British Royal Wedding Look-Back: Edward VIII and Wallis
Welcome to part four of our ‘British Royal Wedding Look-Back’. Parts one through three looked at the weddings of Edward VII and Alexandra, George V and Mary, and George VI and Elizabeth. This edition takes you to post-abdication 1937, and the marrige of His Royal Highness the Duke of Windsor and Ms Wallis Warfield.
The wedding of the Duke and Duchess of Windsor on June 3, 1937 couldn’t have been more different to previous British royal weddings if it tried. For one thing, until December of 1936 the Duke of Windsor had previously held the title of King Edward VIII. For another, the bride was an American divorcee, the former Bessiewallis (known as Wallis) Warfield Simpson. Finally, the wedding took place not in England but in France. But before we discuss the wedding, it’s essential that we start at the beginning of the Royal Romance of the Century.
Following the death of King George V in January of 1936, his eldest son Edward also known as His Royal Highness The Prince of Wales became King Edward VIII. He was in short, his generations Prince William: handsome and extremely popular and very much single….the future of the British monarchy. Like his great-nephew Charles, the current Prince of Wales, he thought that they way to keep the monarchy relevant in the 20th century was to modernize it. But the Prince of Wales had also trepidations about his future role. Some of his actions following his accession showed that his reign would not be easy. This was further exacerbated by falling in love with a married woman.
Wallis Warfield Simpson was an American living in London with her second husband, Ernest Simpson, when her relationship with The Prince of Wales began. At first, Edward entertained both Mr. and Mrs. Simpson, but after a while, Mr. Simpson was no longer present at events attended by the King and Mrs. Simpson. While rumors of the relationship had been brewing in the foreign and American press, the English press (by an agreement with the Government) had been strangely silent. Things came to a head, when the King informed the Prime Minister that he wanted to marry Wallis, but because she was presently married, there were some concerns if the government and the people would accept her as Queen. Wallis filed for divorce, with the King bent on marrying her before his scheduled coronation. Then a scandal of unprecedented magnitude ensued when the British press began reporting on the story. It was after all, 1936. With the government threatening to resign if he married Wallis, the King abdicated his throne in December of 1936 to be with the woman he loved. George V had said after his death, the boy (Edward) would ruin himself in a year. In almost chilling accuracy, Edward fulfilled his father’s prophecy to almost the day. His decision to put love before duty was to cause a permanent estrangement with his family, particularly his mother Queen Mary. Upon his abdication, he was created the Duke of Windsor by his brother, King George VI.

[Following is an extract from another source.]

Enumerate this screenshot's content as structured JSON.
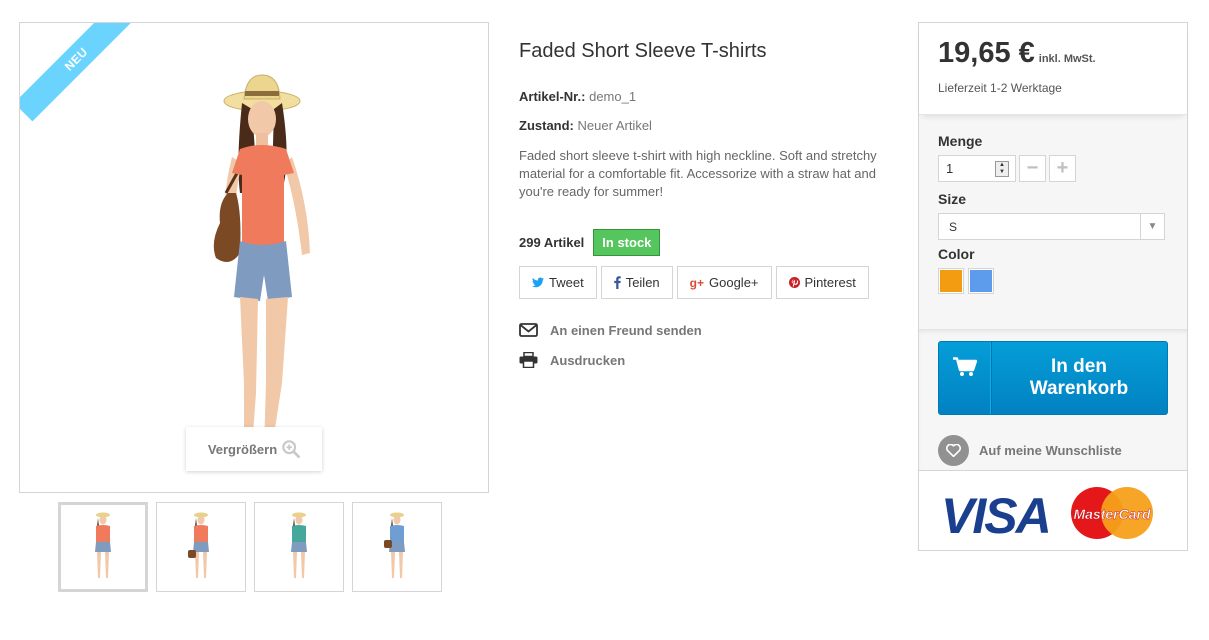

The couple married on June 3rd at Château de Candé, on a property owned by a well known Nazi sympathizer. Its worth noting that the wedding date was also the birthday of the late King George V, and days before the coronation of George VI and Queen Elizabeth. To many, these were no coincidences. Wallis Warfield (who had returned to her maiden name by deed poll) wore Mainbocher at her wedding. The wedding ensemble was a simple, floor-length dress with a matching long-sleeved jacket. The color was Wallis Blue….a pale blue crepe satin with a small veiled hat of coq feathers to match. She entered on the arm of Herman Rogers. The bridegroom held a prayer book given to him by his mother, Queen Mary. In a sign of the times, a week after the wedding, copies of the Duchess’s gown were being sold in American department stores. Any wedding should be a joyous occasion, but this wedding was shadowed with two slights that the Duke of Windsor was to never forgive or forget: no member of the British royal family was present at the wedding (the Duke had wanted his brothers Harry and George to be royal supporters) and more importantly, the couple received documentation stating that Wallis would not be granted the title Her Royal Highness. She would, forever to the detriment of her husband, be referred to as Her Grace, The Duchess of Windsor.
While they were certainly happy with each other, following the ceremony they found themselves somewhat adrift. After serving as Governor of the Bahamas during World War II, the Duke was never given a “proper job” by the British government. The couple never returned to live permanently in England. They were members of the jet-set who eventually settled in France. The Duke and Duchess were also inducted to the International Best Dressed Hall of Fame. The Duke did visit England from time to time, but the Duchess was not received by members of the British Royal Family until 1967 at the unveiling of the Queen Mary statue. The Duke died in 1972, and for the first and last time, the Duchess stayed in Buckingham Palace while in England for the funeral. The Duchess died in 1986. Per an agreement with the Queen, the couple was buried in the Royal Burial Ground at Windsor Castle. Following her death, the Duchess’s personal property (including her famous jewelry collection) was auctioned for 45 million dollars, which benefited the Pasteur Medical Research Foundation. They left no immediate survivors.Filed under British Royals, Historical Royals
Tagged Edward VIII, Wallis Simpson, Wedding.